• What to produce: Whenever the word "title" turns up in a line below, that line should be copied.

·····

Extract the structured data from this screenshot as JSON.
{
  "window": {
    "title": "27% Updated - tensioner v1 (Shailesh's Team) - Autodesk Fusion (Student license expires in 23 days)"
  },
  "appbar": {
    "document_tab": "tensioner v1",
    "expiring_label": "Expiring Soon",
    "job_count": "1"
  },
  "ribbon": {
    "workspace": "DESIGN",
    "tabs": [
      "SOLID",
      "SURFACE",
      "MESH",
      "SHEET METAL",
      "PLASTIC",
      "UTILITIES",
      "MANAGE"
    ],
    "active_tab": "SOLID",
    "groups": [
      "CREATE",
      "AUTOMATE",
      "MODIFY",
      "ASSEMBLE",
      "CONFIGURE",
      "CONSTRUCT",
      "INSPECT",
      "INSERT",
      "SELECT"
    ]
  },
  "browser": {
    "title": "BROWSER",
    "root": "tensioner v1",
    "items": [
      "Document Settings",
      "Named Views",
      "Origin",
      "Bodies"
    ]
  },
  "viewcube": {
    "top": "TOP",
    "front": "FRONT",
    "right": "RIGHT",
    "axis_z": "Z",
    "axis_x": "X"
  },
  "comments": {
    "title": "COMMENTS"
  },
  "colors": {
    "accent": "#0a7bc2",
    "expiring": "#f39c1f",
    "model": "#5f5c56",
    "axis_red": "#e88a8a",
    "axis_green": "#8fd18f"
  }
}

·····

• Result:
    "title": "27% Updated - tensioner v1 (Shailesh's Team) - Autodesk Fusion (Student license expires in 23 days)"
    "title": "BROWSER",
    "title": "COMMENTS"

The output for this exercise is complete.